What this task involves>
Determine the number of lines in the listing that contain "rank". Write only that number.

══════════════════════════════

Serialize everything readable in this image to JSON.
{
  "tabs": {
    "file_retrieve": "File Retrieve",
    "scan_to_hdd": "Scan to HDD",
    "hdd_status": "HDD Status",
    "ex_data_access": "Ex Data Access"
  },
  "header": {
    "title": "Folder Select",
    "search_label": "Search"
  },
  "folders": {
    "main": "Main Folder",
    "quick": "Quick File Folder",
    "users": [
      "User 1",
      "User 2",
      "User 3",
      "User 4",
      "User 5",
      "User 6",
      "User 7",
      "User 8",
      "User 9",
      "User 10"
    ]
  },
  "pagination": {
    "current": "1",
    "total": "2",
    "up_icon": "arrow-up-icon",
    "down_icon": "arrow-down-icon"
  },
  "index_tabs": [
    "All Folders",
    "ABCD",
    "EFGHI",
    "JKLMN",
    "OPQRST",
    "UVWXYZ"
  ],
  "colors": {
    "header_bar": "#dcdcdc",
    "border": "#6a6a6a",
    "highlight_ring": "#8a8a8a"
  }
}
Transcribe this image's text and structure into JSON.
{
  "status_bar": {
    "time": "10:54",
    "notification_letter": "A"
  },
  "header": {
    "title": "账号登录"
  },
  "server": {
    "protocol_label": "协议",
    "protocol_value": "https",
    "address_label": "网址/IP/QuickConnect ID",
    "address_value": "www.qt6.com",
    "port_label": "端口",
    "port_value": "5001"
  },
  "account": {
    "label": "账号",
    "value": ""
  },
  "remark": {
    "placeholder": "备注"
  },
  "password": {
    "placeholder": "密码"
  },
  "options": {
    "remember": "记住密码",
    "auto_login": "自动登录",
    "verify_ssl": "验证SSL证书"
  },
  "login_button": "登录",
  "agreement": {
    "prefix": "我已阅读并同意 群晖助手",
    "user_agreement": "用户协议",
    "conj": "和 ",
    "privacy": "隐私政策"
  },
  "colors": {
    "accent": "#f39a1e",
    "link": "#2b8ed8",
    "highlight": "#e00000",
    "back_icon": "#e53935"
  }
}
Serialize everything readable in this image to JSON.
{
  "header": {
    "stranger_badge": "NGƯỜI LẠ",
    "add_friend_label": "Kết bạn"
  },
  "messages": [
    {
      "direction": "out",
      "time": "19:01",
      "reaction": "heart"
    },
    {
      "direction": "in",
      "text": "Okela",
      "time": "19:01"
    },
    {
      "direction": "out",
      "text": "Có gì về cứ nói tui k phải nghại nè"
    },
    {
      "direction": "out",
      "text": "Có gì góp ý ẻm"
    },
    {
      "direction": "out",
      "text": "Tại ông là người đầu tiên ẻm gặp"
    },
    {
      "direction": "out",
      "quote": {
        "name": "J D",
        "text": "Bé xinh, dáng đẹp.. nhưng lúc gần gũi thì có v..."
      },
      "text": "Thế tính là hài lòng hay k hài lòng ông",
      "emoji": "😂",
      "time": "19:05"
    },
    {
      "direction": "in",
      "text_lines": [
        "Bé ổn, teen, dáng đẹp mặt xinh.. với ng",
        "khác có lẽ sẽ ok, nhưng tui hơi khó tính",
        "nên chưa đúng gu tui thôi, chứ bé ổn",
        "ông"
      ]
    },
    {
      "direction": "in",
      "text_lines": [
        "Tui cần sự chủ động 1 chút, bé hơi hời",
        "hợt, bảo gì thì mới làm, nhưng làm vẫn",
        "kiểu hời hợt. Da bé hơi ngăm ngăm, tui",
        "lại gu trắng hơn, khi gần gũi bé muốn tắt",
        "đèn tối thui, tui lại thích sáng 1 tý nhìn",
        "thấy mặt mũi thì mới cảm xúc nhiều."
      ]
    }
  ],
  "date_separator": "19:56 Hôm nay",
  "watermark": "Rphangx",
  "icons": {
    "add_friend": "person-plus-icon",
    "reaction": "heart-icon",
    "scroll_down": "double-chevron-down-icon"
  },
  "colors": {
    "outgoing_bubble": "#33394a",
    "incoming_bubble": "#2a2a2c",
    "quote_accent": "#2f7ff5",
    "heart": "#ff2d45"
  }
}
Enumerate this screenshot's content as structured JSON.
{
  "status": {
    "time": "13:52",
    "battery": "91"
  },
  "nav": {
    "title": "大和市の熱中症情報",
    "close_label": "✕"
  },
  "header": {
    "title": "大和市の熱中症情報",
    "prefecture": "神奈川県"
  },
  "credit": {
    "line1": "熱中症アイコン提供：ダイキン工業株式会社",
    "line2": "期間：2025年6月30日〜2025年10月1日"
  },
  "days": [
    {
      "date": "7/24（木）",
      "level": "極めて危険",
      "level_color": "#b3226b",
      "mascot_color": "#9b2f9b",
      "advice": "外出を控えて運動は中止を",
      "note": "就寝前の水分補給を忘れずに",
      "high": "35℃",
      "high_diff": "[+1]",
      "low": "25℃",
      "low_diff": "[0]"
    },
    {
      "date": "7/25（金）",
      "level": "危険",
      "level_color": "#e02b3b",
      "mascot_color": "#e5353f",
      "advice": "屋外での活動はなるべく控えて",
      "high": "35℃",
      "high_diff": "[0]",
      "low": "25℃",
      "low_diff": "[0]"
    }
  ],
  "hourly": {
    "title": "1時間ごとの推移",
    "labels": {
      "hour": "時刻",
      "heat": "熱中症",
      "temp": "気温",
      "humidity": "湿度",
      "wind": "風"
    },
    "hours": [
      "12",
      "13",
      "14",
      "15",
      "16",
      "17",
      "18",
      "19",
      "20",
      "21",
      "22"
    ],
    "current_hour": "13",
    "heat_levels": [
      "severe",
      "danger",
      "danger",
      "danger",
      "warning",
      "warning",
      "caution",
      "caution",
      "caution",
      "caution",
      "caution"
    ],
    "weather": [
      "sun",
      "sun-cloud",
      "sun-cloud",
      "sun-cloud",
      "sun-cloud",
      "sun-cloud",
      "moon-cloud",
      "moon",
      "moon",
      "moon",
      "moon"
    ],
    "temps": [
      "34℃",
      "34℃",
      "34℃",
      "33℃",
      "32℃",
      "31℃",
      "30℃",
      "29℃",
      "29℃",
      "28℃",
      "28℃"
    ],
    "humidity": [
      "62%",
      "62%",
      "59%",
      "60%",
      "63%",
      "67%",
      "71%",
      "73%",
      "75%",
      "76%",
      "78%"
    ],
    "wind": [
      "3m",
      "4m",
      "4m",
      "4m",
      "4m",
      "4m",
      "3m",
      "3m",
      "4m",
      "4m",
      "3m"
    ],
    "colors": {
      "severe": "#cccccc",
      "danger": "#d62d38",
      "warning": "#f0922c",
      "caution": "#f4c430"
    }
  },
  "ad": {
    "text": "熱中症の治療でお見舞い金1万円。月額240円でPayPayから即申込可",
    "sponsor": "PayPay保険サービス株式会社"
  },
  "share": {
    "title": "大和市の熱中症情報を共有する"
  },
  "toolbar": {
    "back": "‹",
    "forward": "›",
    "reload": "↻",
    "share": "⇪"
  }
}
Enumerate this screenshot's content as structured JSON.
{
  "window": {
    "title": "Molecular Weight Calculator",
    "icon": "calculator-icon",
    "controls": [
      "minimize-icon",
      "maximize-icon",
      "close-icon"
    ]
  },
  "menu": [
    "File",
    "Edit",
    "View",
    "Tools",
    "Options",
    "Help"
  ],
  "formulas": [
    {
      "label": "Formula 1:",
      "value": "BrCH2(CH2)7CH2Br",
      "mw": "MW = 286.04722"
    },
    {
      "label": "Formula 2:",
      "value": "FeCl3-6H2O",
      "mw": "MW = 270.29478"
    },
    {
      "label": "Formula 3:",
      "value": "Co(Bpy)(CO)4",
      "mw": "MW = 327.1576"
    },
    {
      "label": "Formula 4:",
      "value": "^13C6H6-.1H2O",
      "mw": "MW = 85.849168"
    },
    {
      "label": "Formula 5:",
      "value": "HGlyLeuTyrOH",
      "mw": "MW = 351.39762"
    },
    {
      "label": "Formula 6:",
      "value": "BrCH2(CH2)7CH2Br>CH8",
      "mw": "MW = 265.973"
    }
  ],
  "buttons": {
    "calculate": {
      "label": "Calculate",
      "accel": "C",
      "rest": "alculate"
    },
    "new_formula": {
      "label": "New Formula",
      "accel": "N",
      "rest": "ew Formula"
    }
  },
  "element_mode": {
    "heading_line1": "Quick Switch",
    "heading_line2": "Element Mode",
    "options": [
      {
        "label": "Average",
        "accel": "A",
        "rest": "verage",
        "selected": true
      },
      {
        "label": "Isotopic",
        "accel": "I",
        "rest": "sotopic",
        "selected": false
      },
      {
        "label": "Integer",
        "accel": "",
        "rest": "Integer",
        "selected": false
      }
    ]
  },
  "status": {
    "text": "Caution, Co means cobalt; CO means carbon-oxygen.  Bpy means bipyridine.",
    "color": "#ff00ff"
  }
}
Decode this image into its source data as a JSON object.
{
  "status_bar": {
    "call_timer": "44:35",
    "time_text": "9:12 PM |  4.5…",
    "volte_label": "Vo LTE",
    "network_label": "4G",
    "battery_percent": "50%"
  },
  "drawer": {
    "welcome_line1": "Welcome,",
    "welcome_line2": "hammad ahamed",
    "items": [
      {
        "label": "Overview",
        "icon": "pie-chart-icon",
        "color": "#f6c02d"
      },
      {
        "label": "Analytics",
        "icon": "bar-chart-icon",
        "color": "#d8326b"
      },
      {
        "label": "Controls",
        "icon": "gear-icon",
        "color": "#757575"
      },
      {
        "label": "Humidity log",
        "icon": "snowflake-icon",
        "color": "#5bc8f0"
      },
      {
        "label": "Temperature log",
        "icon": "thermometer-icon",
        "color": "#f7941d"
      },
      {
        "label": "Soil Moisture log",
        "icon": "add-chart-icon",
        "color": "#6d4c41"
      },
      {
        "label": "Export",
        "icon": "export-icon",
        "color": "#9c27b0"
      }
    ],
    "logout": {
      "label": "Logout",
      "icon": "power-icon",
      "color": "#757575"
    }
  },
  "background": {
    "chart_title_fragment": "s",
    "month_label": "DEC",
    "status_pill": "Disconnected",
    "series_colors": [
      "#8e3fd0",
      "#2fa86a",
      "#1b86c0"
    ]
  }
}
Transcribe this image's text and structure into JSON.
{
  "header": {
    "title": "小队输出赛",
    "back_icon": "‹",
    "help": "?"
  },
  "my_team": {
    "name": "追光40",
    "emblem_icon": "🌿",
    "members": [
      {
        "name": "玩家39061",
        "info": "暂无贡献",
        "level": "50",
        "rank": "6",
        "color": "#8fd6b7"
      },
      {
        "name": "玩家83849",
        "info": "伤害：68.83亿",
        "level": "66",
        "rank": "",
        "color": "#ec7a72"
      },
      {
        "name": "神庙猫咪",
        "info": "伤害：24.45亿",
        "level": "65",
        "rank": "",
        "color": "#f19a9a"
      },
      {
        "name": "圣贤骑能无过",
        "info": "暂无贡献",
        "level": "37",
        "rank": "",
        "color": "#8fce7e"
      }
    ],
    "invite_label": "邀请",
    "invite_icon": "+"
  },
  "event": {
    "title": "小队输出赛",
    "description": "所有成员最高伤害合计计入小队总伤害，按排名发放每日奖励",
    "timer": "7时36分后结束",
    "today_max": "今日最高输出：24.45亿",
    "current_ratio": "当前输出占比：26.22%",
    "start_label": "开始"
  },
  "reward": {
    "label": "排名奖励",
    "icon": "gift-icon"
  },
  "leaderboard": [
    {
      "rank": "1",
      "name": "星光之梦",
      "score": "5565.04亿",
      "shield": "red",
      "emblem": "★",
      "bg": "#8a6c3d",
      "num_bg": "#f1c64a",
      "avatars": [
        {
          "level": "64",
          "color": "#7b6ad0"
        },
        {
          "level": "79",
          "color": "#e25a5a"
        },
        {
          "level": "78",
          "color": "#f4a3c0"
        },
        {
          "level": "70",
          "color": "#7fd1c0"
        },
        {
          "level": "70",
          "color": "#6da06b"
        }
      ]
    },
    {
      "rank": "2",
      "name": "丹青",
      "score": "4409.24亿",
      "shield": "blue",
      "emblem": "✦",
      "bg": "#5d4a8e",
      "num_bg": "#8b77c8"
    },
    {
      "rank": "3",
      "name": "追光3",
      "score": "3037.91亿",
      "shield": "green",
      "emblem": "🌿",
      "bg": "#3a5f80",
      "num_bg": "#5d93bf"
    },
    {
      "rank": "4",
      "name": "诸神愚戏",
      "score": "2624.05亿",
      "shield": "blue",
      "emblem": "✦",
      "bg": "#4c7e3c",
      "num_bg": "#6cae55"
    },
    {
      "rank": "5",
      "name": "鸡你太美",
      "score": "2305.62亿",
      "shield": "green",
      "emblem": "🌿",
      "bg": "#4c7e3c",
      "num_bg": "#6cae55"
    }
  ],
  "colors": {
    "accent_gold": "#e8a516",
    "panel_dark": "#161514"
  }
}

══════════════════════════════

Solution for this exercise>
9